President Obama, you are one of the greatest political speakers of my generation. I have watched you speak eloquently and powerfully about our shared values and dreams. What I have always most admired about these speeches is your faith in the capacity of rhetoric and passion to change minds and your ability to articulate who we are as a nation and what we as a people believe.
This year, Mr. President, I want you to bring that gift to the J Street annual national conference. (For those who don’t know, J Street is a non-profit political action organization that promotes pro-Israel policies while advocating for a two-state solution to the Israel-Palestine conflict).
I want you to address our conference and send a message that Israel’s existence as a democratic and Jewish state is too important for Israel’s foremost global ally to stand idly by as it is endangered. You could address the difficult truths about threats to Israel, not from war or terrorism, but from democratic decay and the endless occupation of another people.
I can already see your advisors telling you that such a move is political suicide and that inflaming the hawkish pro-Netanyahu constituency that the American Israel Public Affairs Commitee (AIPAC) represents would mean losing the votes of thousands of American Jews. This kind of thinking has dominated Washington for decades, but it is simply wrong. The right may make a lot of noise, but the vast majority of American Jews supports peace. J Street recently conducted a poll regarding the voting concerns of American Jews after your re-election, and the results emphatically ratify the political wisdom of such a move.
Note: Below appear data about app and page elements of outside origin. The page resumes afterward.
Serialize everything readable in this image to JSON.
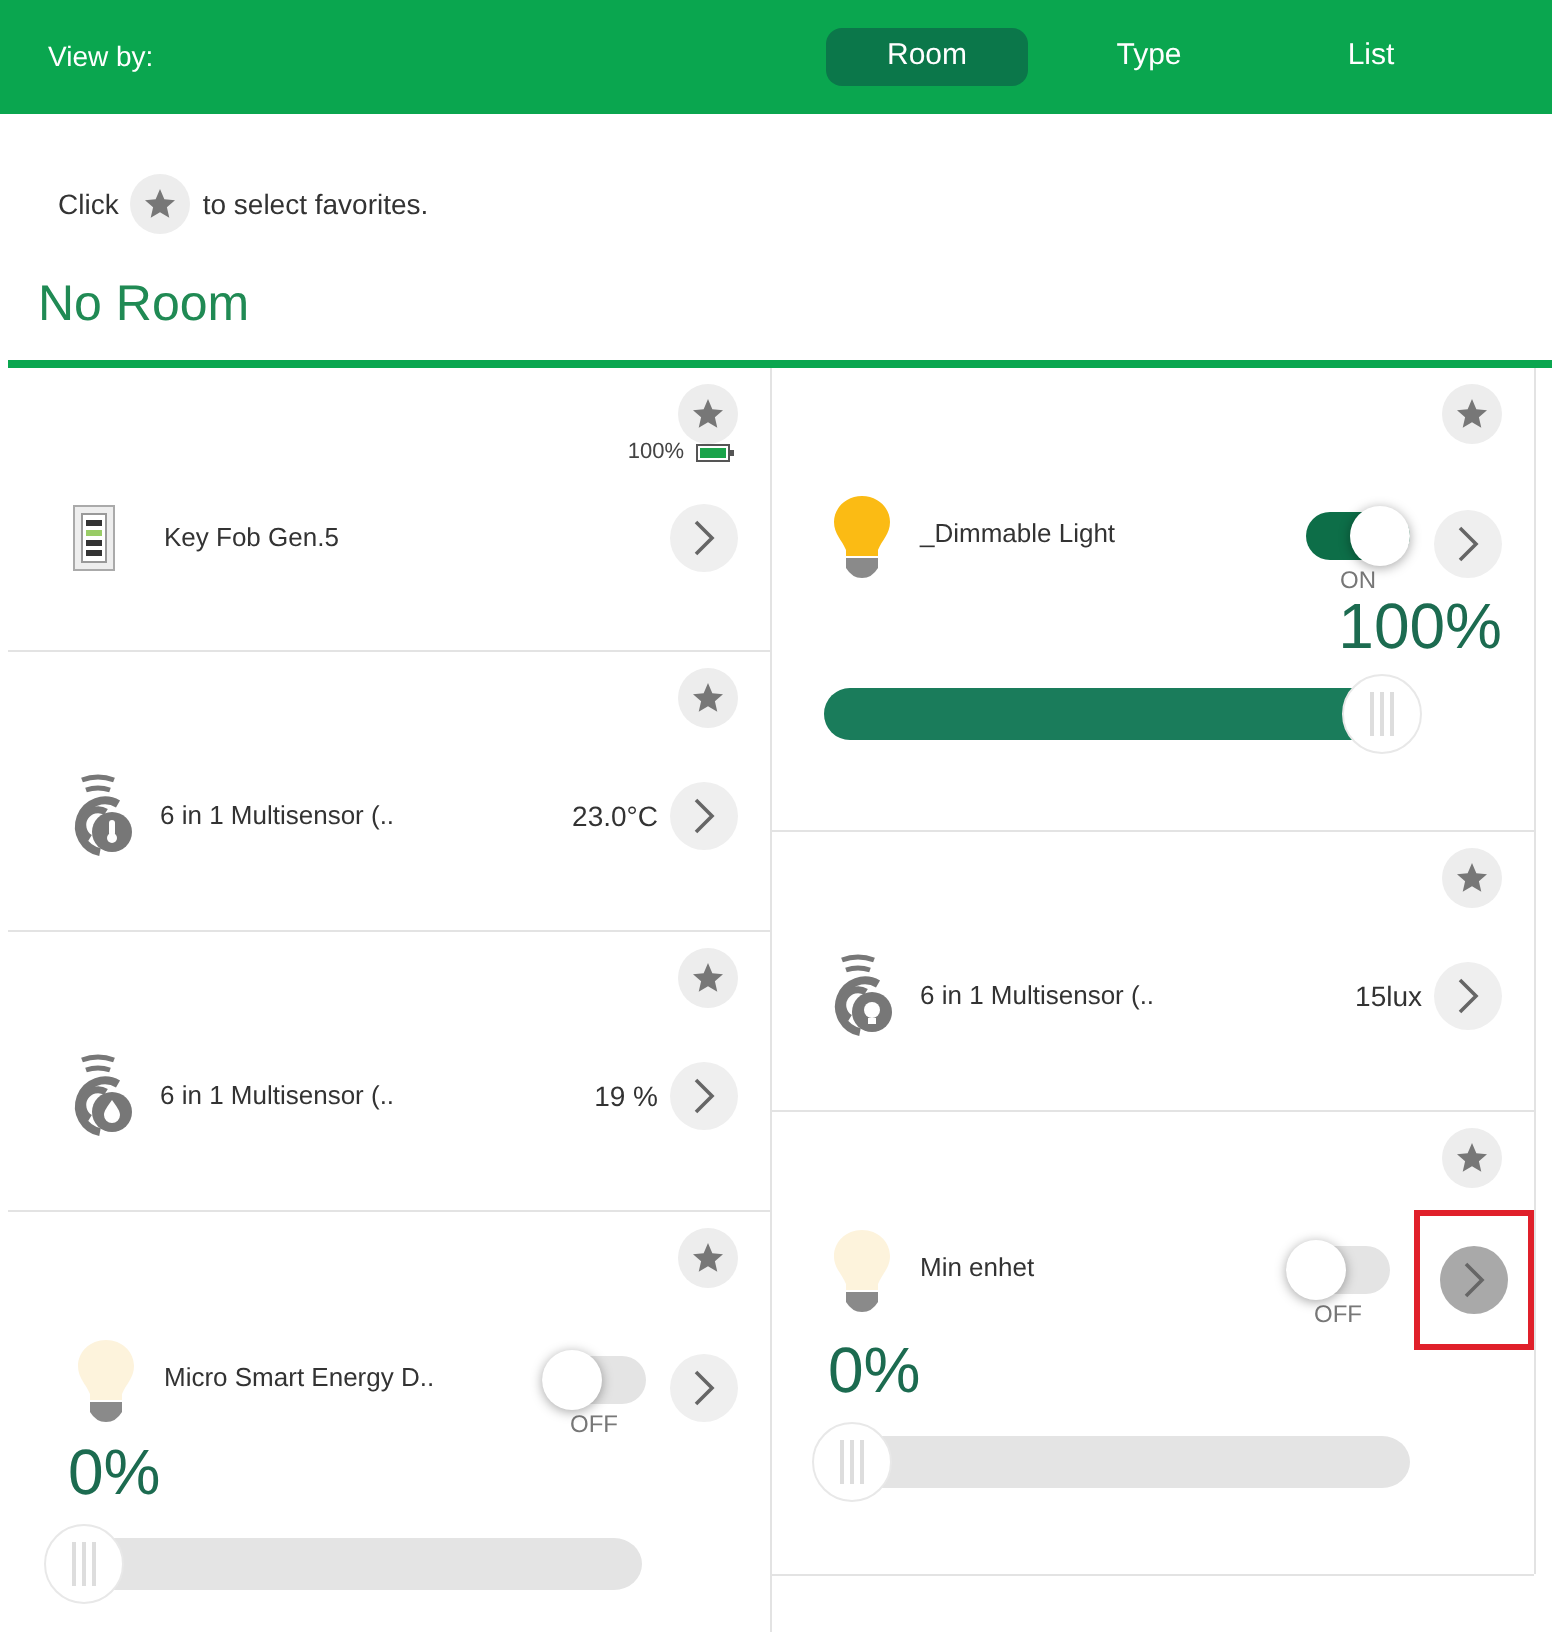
{
  "header": {
    "label": "View by:",
    "tabs": [
      {
        "label": "Room",
        "selected": true
      },
      {
        "label": "Type",
        "selected": false
      },
      {
        "label": "List",
        "selected": false
      }
    ]
  },
  "hint": {
    "before": "Click",
    "after": "to select favorites."
  },
  "section": {
    "title": "No Room"
  },
  "columns": [
    {
      "devices": [
        {
          "kind": "keyfob",
          "name": "Key Fob Gen.5",
          "battery": "100%"
        },
        {
          "kind": "temperature",
          "name": "6 in 1 Multisensor (..",
          "reading": "23.0°C"
        },
        {
          "kind": "humidity",
          "name": "6 in 1 Multisensor (..",
          "reading": "19 %"
        },
        {
          "kind": "dimmer",
          "name": "Micro Smart Energy D..",
          "on": false,
          "state": "OFF",
          "percent": "0%",
          "level": 0,
          "highlighted": false
        }
      ]
    },
    {
      "devices": [
        {
          "kind": "dimmer",
          "name": "_Dimmable Light",
          "on": true,
          "state": "ON",
          "percent": "100%",
          "level": 1,
          "highlighted": false
        },
        {
          "kind": "light",
          "name": "6 in 1 Multisensor (..",
          "reading": "15lux"
        },
        {
          "kind": "dimmer",
          "name": "Min enhet",
          "on": false,
          "state": "OFF",
          "percent": "0%",
          "level": 0,
          "highlighted": true
        }
      ]
    }
  ]
}
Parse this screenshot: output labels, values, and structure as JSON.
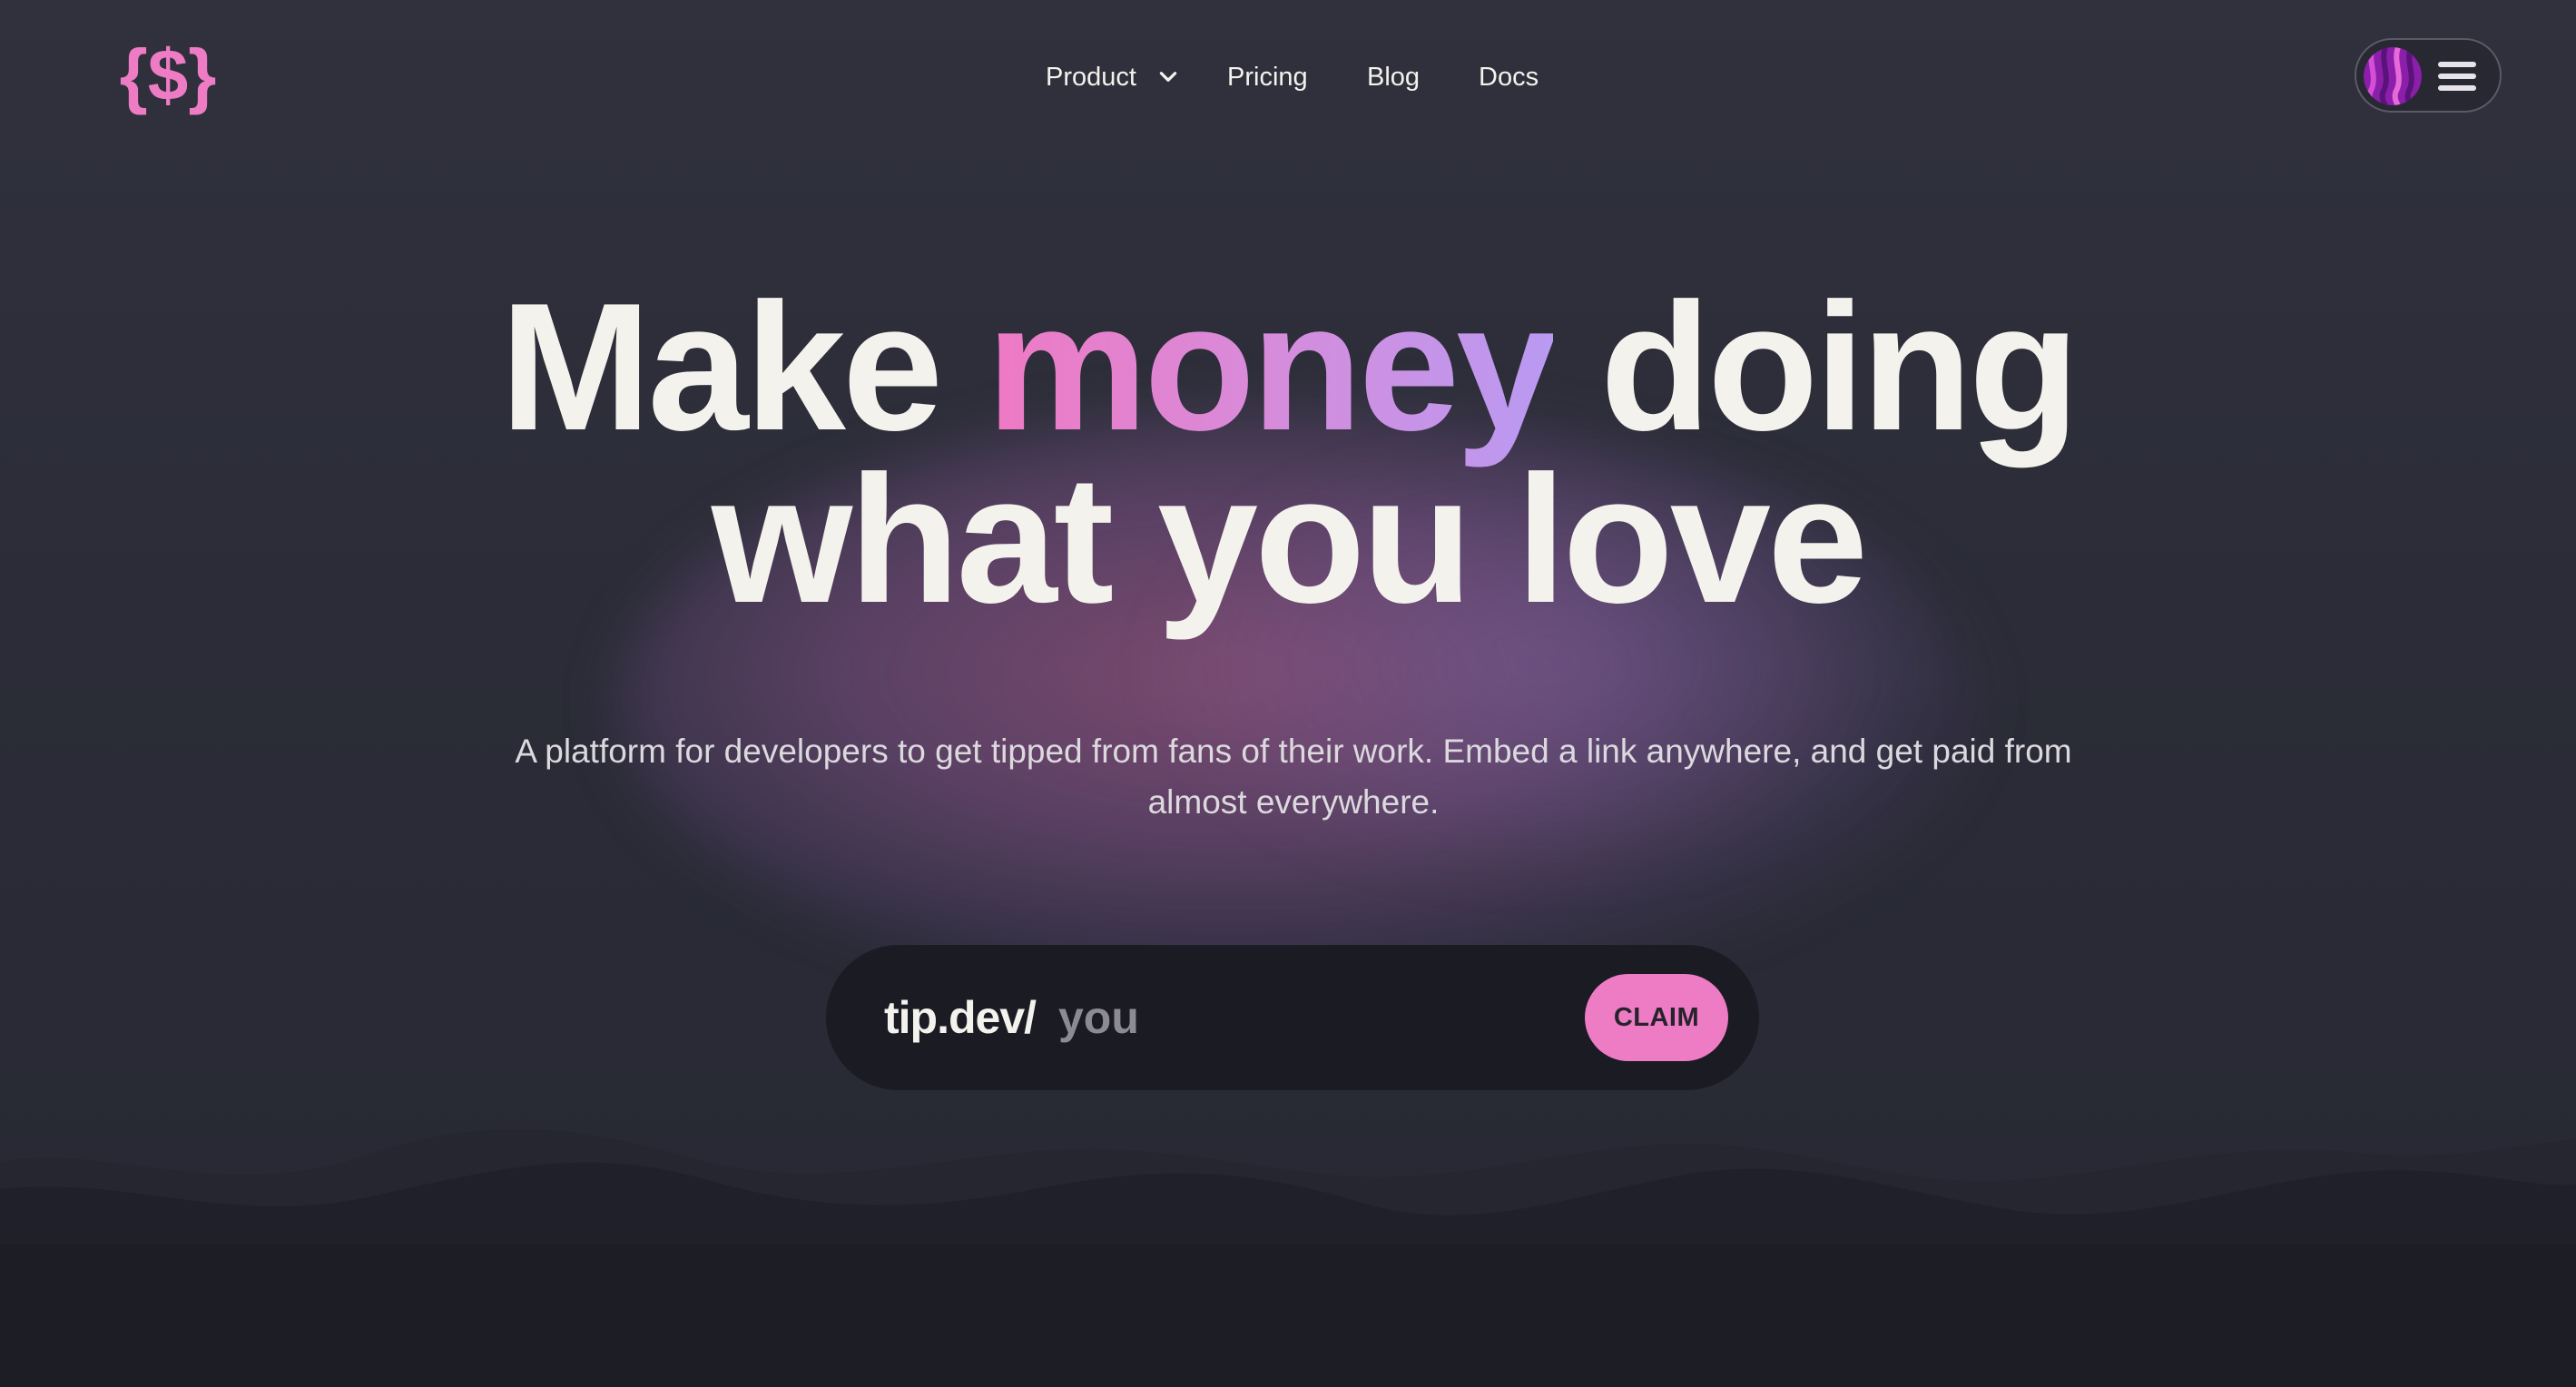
{
  "colors": {
    "background": "#2b2c38",
    "accent_pink": "#ee7cc5",
    "accent_purple": "#b99af2",
    "text": "#f4f2ec",
    "claim_bar": "#1b1b24"
  },
  "header": {
    "logo_icon": "curly-brace-dollar-logo",
    "nav": {
      "product_label": "Product",
      "pricing_label": "Pricing",
      "blog_label": "Blog",
      "docs_label": "Docs"
    },
    "menu_icons": [
      "avatar",
      "hamburger-menu-icon"
    ]
  },
  "hero": {
    "headline": {
      "part1": "Make ",
      "accent": "money",
      "part2": " doing",
      "line2": "what you love"
    },
    "subtitle": "A platform for developers to get tipped from fans of their work. Embed a link anywhere, and get paid from almost everywhere."
  },
  "claim": {
    "prefix": "tip.dev/",
    "placeholder": "you",
    "button_label": "CLAIM"
  }
}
70 percent of American Jews endorsed your re-election and showed that the money and hype of individuals like the millionaire conservative lobbyist Sheldon Adelson hardly changed any minds. As much as Adelson and AIPAC like to pretend that they represent American Jews, in truth they constitute a vocal minority. According to the poll, 79 percent of American Jews support a two-state solution with Jerusalem shared between Israel and Palestine, and 81 percent believe that it is necessary to strengthen Israel’s democratic character. Mr. President, if you speak at J Street’s national conference, you will be addressing an organization that represents the views of the vast majority of American Jews.
Supporting J Street is not just a good domestic policy. It is also emphatically in Israel’s best interest. On this point, AIPAC and its supporters have a cogent case to make. They are right when they point out that Israel is small and bordered by unstable countries that oppose Israel’s existence. However, what AIPAC fails to understand is how damaging the occupation is to Israel and its citizenry. Settlements cost the Israeli government hundreds of millions of dollars and siphon off money that could and should be used for education, infrastructure, and investment. The endless occupation incites hostility against Israel and the Jewish people, degrades Israeli democracy, and provides the material for anti-Israel activists worldwide. If you help Israel end the occupation, you will build a foundation on which a strong, democratic, and accepted Israel will exist for generations to come.
There is also a moral imperative. Israel’s existence is the dream of an entire people. It was founded on the hope that it would embody the best of Jewish and liberal traditions and be worthy of the sacrifice and memory of those who helped to create it. If Israel ceases to be a Jewish state or betrays its democratic values, the efforts of all who came before us will have been for nothing. Moreover, Zionism cannot succeed as long as we continue to deny the Palestinian people what we aspired to for so long. The Palestinians deserve a state and a home. I believe this is an important issue for the President of the United States to address because, as Jewish philosopher Abraham Joshua Heschel once taught, to do nothing does not absolve us of guilt for the crime. History is watching, Mr. President. What will you do?